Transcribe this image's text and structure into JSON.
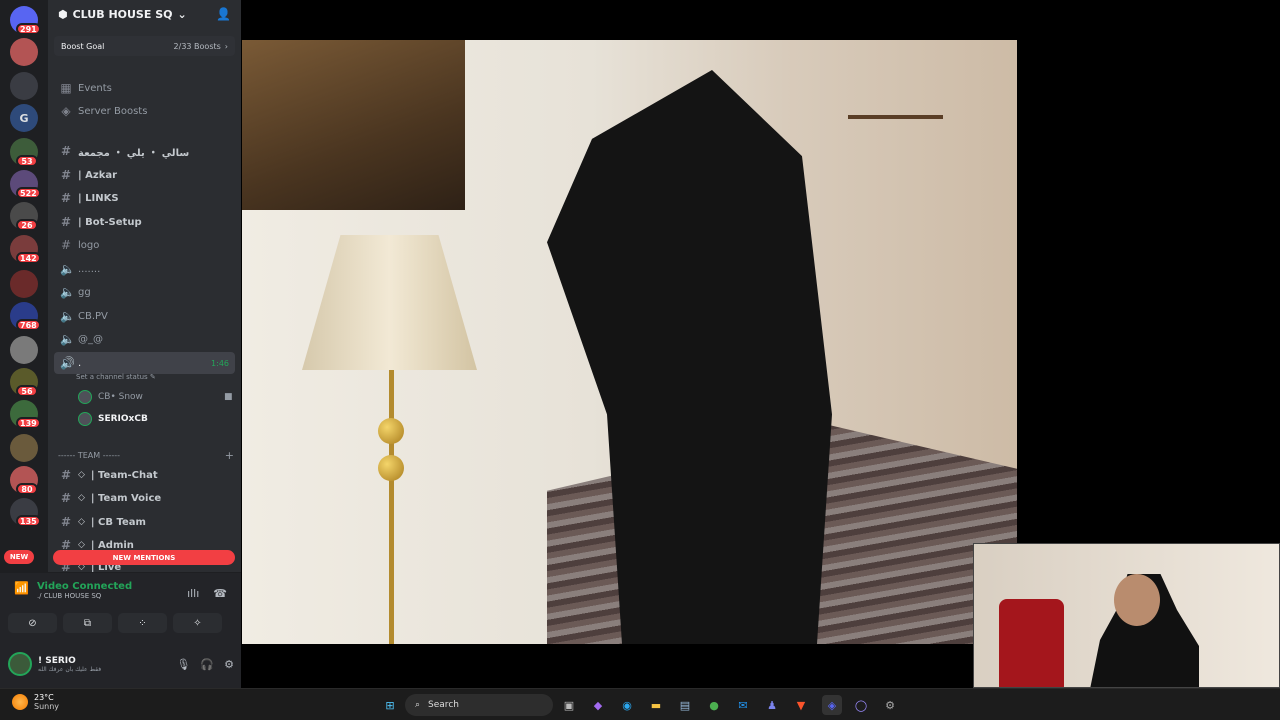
{
  "rail": {
    "items": [
      {
        "icon": "discord-home-icon",
        "badge": "291"
      },
      {
        "icon": "server-avatar",
        "badge": ""
      },
      {
        "icon": "server-avatar",
        "badge": ""
      },
      {
        "icon": "server-letter",
        "label": "G",
        "badge": ""
      },
      {
        "icon": "server-avatar",
        "badge": "53"
      },
      {
        "icon": "server-avatar",
        "badge": "522"
      },
      {
        "icon": "server-avatar",
        "badge": "26"
      },
      {
        "icon": "server-avatar",
        "badge": "142"
      },
      {
        "icon": "server-avatar",
        "badge": ""
      },
      {
        "icon": "server-avatar",
        "badge": "768"
      },
      {
        "icon": "server-avatar",
        "badge": ""
      },
      {
        "icon": "server-avatar",
        "badge": "56"
      },
      {
        "icon": "server-avatar",
        "badge": "139"
      },
      {
        "icon": "server-avatar",
        "badge": ""
      },
      {
        "icon": "server-avatar",
        "badge": "80"
      },
      {
        "icon": "server-avatar",
        "badge": "135"
      }
    ],
    "new_label": "NEW"
  },
  "server": {
    "name": "CLUB HOUSE SQ",
    "boost_label": "Boost Goal",
    "boost_count": "2/33 Boosts",
    "events": "Events",
    "server_boosts": "Server Boosts"
  },
  "channels": [
    {
      "type": "text",
      "name": "سالي ・ يلي ・ مجمعة"
    },
    {
      "type": "text",
      "name": "| Azkar"
    },
    {
      "type": "text",
      "name": "| LINKS"
    },
    {
      "type": "text",
      "name": "| Bot-Setup"
    },
    {
      "type": "text",
      "name": "logo"
    },
    {
      "type": "voice",
      "name": "......."
    },
    {
      "type": "voice",
      "name": "gg"
    },
    {
      "type": "voice",
      "name": "CB.PV"
    },
    {
      "type": "voice",
      "name": "@_@"
    }
  ],
  "active_channel": {
    "name": ".",
    "time": "1:46",
    "status": "Set a channel status"
  },
  "voice_users": [
    {
      "name": "CB• Snow",
      "video": true
    },
    {
      "name": "SERIOxCB",
      "video": false
    }
  ],
  "category": "------ TEAM ------",
  "team_channels": [
    {
      "name": "| Team-Chat"
    },
    {
      "name": "| Team Voice"
    },
    {
      "name": "| CB Team"
    },
    {
      "name": "| Admin"
    },
    {
      "name": "| Live"
    }
  ],
  "mentions_label": "NEW MENTIONS",
  "voice_panel": {
    "status": "Video Connected",
    "location": "./ CLUB HOUSE SQ"
  },
  "user": {
    "name": "! SERIO",
    "custom_status": "فقط عليك بان عرفك الله"
  },
  "taskbar": {
    "temp": "23°C",
    "condition": "Sunny",
    "search": "Search"
  }
}
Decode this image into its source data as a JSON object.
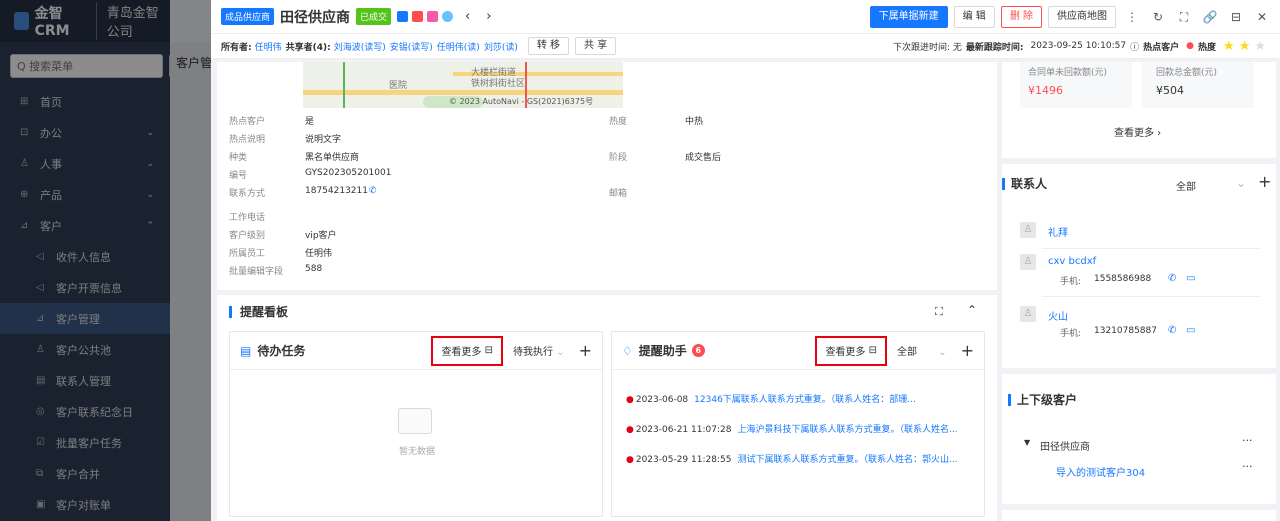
{
  "app": {
    "brand": "金智CRM",
    "company": "青岛金智公司"
  },
  "sidebar": {
    "search_placeholder": "Q 搜索菜单",
    "plus": "+",
    "items": [
      {
        "icon": "⊞",
        "label": "首页"
      },
      {
        "icon": "⊡",
        "label": "办公",
        "arrow": "⌄"
      },
      {
        "icon": "♙",
        "label": "人事",
        "arrow": "⌄"
      },
      {
        "icon": "⊕",
        "label": "产品",
        "arrow": "⌄"
      },
      {
        "icon": "⊿",
        "label": "客户",
        "arrow": "⌃"
      },
      {
        "icon": "◁",
        "label": "收件人信息"
      },
      {
        "icon": "◁",
        "label": "客户开票信息"
      },
      {
        "icon": "⊿",
        "label": "客户管理"
      },
      {
        "icon": "♙",
        "label": "客户公共池"
      },
      {
        "icon": "▤",
        "label": "联系人管理"
      },
      {
        "icon": "◎",
        "label": "客户联系纪念日"
      },
      {
        "icon": "☑",
        "label": "批量客户任务"
      },
      {
        "icon": "⧉",
        "label": "客户合并"
      },
      {
        "icon": "▣",
        "label": "客户对账单"
      }
    ]
  },
  "bg_tab": "客户管",
  "header": {
    "type_tag": "成品供应商",
    "title": "田径供应商",
    "status_tag": "已成交",
    "prev": "‹",
    "next": "›",
    "buttons": {
      "new_sub": "下属单据新建",
      "edit": "编 辑",
      "delete": "删 除",
      "map": "供应商地图"
    },
    "icons": [
      "⋮",
      "↻",
      "⛶",
      "🔗",
      "⊟",
      "✕"
    ]
  },
  "subheader": {
    "owner_label": "所有者:",
    "owner": "任明伟",
    "share_label": "共享者(4):",
    "sharers": [
      "刘海波(读写)",
      "安锡(读写)",
      "任明伟(读)",
      "刘莎(读)"
    ],
    "transfer": "转 移",
    "share": "共 享",
    "next_follow": "下次跟进时间: 无",
    "last_follow_label": "最新跟踪时间:",
    "last_follow": "2023-09-25 10:10:57",
    "hot_label": "热点客户",
    "heat_label": "热度"
  },
  "map": {
    "poi": "医院",
    "street": "大楼栏街道",
    "community": "铁树斜街社区",
    "copyright": "© 2023 AutoNavi - GS(2021)6375号"
  },
  "fields": [
    {
      "label": "热点客户",
      "value": "是"
    },
    {
      "label": "热点说明",
      "value": "说明文字"
    },
    {
      "label": "种类",
      "value": "黑名单供应商"
    },
    {
      "label": "编号",
      "value": "GYS202305201001"
    },
    {
      "label": "联系方式",
      "value": "18754213211"
    },
    {
      "label": "工作电话",
      "value": ""
    },
    {
      "label": "客户级别",
      "value": "vip客户"
    },
    {
      "label": "所属员工",
      "value": "任明伟"
    },
    {
      "label": "批量编辑字段",
      "value": "588"
    }
  ],
  "fields_right": [
    {
      "label": "热度",
      "value": "中热"
    },
    {
      "label": "阶段",
      "value": "成交售后"
    },
    {
      "label": "邮箱",
      "value": ""
    }
  ],
  "board": {
    "title": "提醒看板",
    "todo": {
      "title": "待办任务",
      "more": "查看更多",
      "filter": "待我执行",
      "empty": "暂无数据"
    },
    "reminder": {
      "title": "提醒助手",
      "count": "6",
      "more": "查看更多",
      "filter": "全部",
      "rows": [
        {
          "date": "2023-06-08",
          "text": "12346下属联系人联系方式重复。（联系人姓名：部珊..."
        },
        {
          "date": "2023-06-21 11:07:28",
          "text": "上海沪景科技下属联系人联系方式重复。（联系人姓名..."
        },
        {
          "date": "2023-05-29 11:28:55",
          "text": "测试下属联系人联系方式重复。（联系人姓名：郭火山..."
        }
      ]
    }
  },
  "summary": {
    "unpaid_label": "合同单未回款额(元)",
    "unpaid_value": "¥1496",
    "paid_label": "回款总金额(元)",
    "paid_value": "¥504",
    "more": "查看更多 ›"
  },
  "contacts": {
    "title": "联系人",
    "filter": "全部",
    "items": [
      {
        "name": "礼拜",
        "phone_label": "",
        "phone": ""
      },
      {
        "name": "cxv bcdxf",
        "phone_label": "手机:",
        "phone": "1558586988"
      },
      {
        "name": "火山",
        "phone_label": "手机:",
        "phone": "13210785887"
      }
    ]
  },
  "hierarchy": {
    "title": "上下级客户",
    "parent": "田径供应商",
    "child": "导入的测试客户304",
    "dots": "···"
  },
  "colors": {
    "primary": "#1677ff",
    "danger": "#ff4d4f",
    "highlight_box": "#e60012"
  }
}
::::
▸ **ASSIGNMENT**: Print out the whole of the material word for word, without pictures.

▸ **ANSWER SECTION**:
Transcribe this image's text and structure into JSON.
{
  "rail": {
    "items": [
      {
        "icon": "discord-home-icon",
        "badge": "291"
      },
      {
        "icon": "server-avatar",
        "badge": ""
      },
      {
        "icon": "server-avatar",
        "badge": ""
      },
      {
        "icon": "server-letter",
        "label": "G",
        "badge": ""
      },
      {
        "icon": "server-avatar",
        "badge": "53"
      },
      {
        "icon": "server-avatar",
        "badge": "522"
      },
      {
        "icon": "server-avatar",
        "badge": "26"
      },
      {
        "icon": "server-avatar",
        "badge": "142"
      },
      {
        "icon": "server-avatar",
        "badge": ""
      },
      {
        "icon": "server-avatar",
        "badge": "768"
      },
      {
        "icon": "server-avatar",
        "badge": ""
      },
      {
        "icon": "server-avatar",
        "badge": "56"
      },
      {
        "icon": "server-avatar",
        "badge": "139"
      },
      {
        "icon": "server-avatar",
        "badge": ""
      },
      {
        "icon": "server-avatar",
        "badge": "80"
      },
      {
        "icon": "server-avatar",
        "badge": "135"
      }
    ],
    "new_label": "NEW"
  },
  "server": {
    "name": "CLUB HOUSE SQ",
    "boost_label": "Boost Goal",
    "boost_count": "2/33 Boosts",
    "events": "Events",
    "server_boosts": "Server Boosts"
  },
  "channels": [
    {
      "type": "text",
      "name": "سالي ・ يلي ・ مجمعة"
    },
    {
      "type": "text",
      "name": "| Azkar"
    },
    {
      "type": "text",
      "name": "| LINKS"
    },
    {
      "type": "text",
      "name": "| Bot-Setup"
    },
    {
      "type": "text",
      "name": "logo"
    },
    {
      "type": "voice",
      "name": "......."
    },
    {
      "type": "voice",
      "name": "gg"
    },
    {
      "type": "voice",
      "name": "CB.PV"
    },
    {
      "type": "voice",
      "name": "@_@"
    }
  ],
  "active_channel": {
    "name": ".",
    "time": "1:46",
    "status": "Set a channel status"
  },
  "voice_users": [
    {
      "name": "CB• Snow",
      "video": true
    },
    {
      "name": "SERIOxCB",
      "video": false
    }
  ],
  "category": "------ TEAM ------",
  "team_channels": [
    {
      "name": "| Team-Chat"
    },
    {
      "name": "| Team Voice"
    },
    {
      "name": "| CB Team"
    },
    {
      "name": "| Admin"
    },
    {
      "name": "| Live"
    }
  ],
  "mentions_label": "NEW MENTIONS",
  "voice_panel": {
    "status": "Video Connected",
    "location": "./ CLUB HOUSE SQ"
  },
  "user": {
    "name": "! SERIO",
    "custom_status": "فقط عليك بان عرفك الله"
  },
  "taskbar": {
    "temp": "23°C",
    "condition": "Sunny",
    "search": "Search"
  }
}
Decode this image into its source data as a JSON object.
{
  "app": {
    "brand": "金智CRM",
    "company": "青岛金智公司"
  },
  "sidebar": {
    "search_placeholder": "Q 搜索菜单",
    "plus": "+",
    "items": [
      {
        "icon": "⊞",
        "label": "首页"
      },
      {
        "icon": "⊡",
        "label": "办公",
        "arrow": "⌄"
      },
      {
        "icon": "♙",
        "label": "人事",
        "arrow": "⌄"
      },
      {
        "icon": "⊕",
        "label": "产品",
        "arrow": "⌄"
      },
      {
        "icon": "⊿",
        "label": "客户",
        "arrow": "⌃"
      },
      {
        "icon": "◁",
        "label": "收件人信息"
      },
      {
        "icon": "◁",
        "label": "客户开票信息"
      },
      {
        "icon": "⊿",
        "label": "客户管理"
      },
      {
        "icon": "♙",
        "label": "客户公共池"
      },
      {
        "icon": "▤",
        "label": "联系人管理"
      },
      {
        "icon": "◎",
        "label": "客户联系纪念日"
      },
      {
        "icon": "☑",
        "label": "批量客户任务"
      },
      {
        "icon": "⧉",
        "label": "客户合并"
      },
      {
        "icon": "▣",
        "label": "客户对账单"
      }
    ]
  },
  "bg_tab": "客户管",
  "header": {
    "type_tag": "成品供应商",
    "title": "田径供应商",
    "status_tag": "已成交",
    "prev": "‹",
    "next": "›",
    "buttons": {
      "new_sub": "下属单据新建",
      "edit": "编 辑",
      "delete": "删 除",
      "map": "供应商地图"
    },
    "icons": [
      "⋮",
      "↻",
      "⛶",
      "🔗",
      "⊟",
      "✕"
    ]
  },
  "subheader": {
    "owner_label": "所有者:",
    "owner": "任明伟",
    "share_label": "共享者(4):",
    "sharers": [
      "刘海波(读写)",
      "安锡(读写)",
      "任明伟(读)",
      "刘莎(读)"
    ],
    "transfer": "转 移",
    "share": "共 享",
    "next_follow": "下次跟进时间: 无",
    "last_follow_label": "最新跟踪时间:",
    "last_follow": "2023-09-25 10:10:57",
    "hot_label": "热点客户",
    "heat_label": "热度"
  },
  "map": {
    "poi": "医院",
    "street": "大楼栏街道",
    "community": "铁树斜街社区",
    "copyright": "© 2023 AutoNavi - GS(2021)6375号"
  },
  "fields": [
    {
      "label": "热点客户",
      "value": "是"
    },
    {
      "label": "热点说明",
      "value": "说明文字"
    },
    {
      "label": "种类",
      "value": "黑名单供应商"
    },
    {
      "label": "编号",
      "value": "GYS202305201001"
    },
    {
      "label": "联系方式",
      "value": "18754213211"
    },
    {
      "label": "工作电话",
      "value": ""
    },
    {
      "label": "客户级别",
      "value": "vip客户"
    },
    {
      "label": "所属员工",
      "value": "任明伟"
    },
    {
      "label": "批量编辑字段",
      "value": "588"
    }
  ],
  "fields_right": [
    {
      "label": "热度",
      "value": "中热"
    },
    {
      "label": "阶段",
      "value": "成交售后"
    },
    {
      "label": "邮箱",
      "value": ""
    }
  ],
  "board": {
    "title": "提醒看板",
    "todo": {
      "title": "待办任务",
      "more": "查看更多",
      "filter": "待我执行",
      "empty": "暂无数据"
    },
    "reminder": {
      "title": "提醒助手",
      "count": "6",
      "more": "查看更多",
      "filter": "全部",
      "rows": [
        {
          "date": "2023-06-08",
          "text": "12346下属联系人联系方式重复。（联系人姓名：部珊..."
        },
        {
          "date": "2023-06-21 11:07:28",
          "text": "上海沪景科技下属联系人联系方式重复。（联系人姓名..."
        },
        {
          "date": "2023-05-29 11:28:55",
          "text": "测试下属联系人联系方式重复。（联系人姓名：郭火山..."
        }
      ]
    }
  },
  "summary": {
    "unpaid_label": "合同单未回款额(元)",
    "unpaid_value": "¥1496",
    "paid_label": "回款总金额(元)",
    "paid_value": "¥504",
    "more": "查看更多 ›"
  },
  "contacts": {
    "title": "联系人",
    "filter": "全部",
    "items": [
      {
        "name": "礼拜",
        "phone_label": "",
        "phone": ""
      },
      {
        "name": "cxv bcdxf",
        "phone_label": "手机:",
        "phone": "1558586988"
      },
      {
        "name": "火山",
        "phone_label": "手机:",
        "phone": "13210785887"
      }
    ]
  },
  "hierarchy": {
    "title": "上下级客户",
    "parent": "田径供应商",
    "child": "导入的测试客户304",
    "dots": "···"
  },
  "colors": {
    "primary": "#1677ff",
    "danger": "#ff4d4f",
    "highlight_box": "#e60012"
  }
}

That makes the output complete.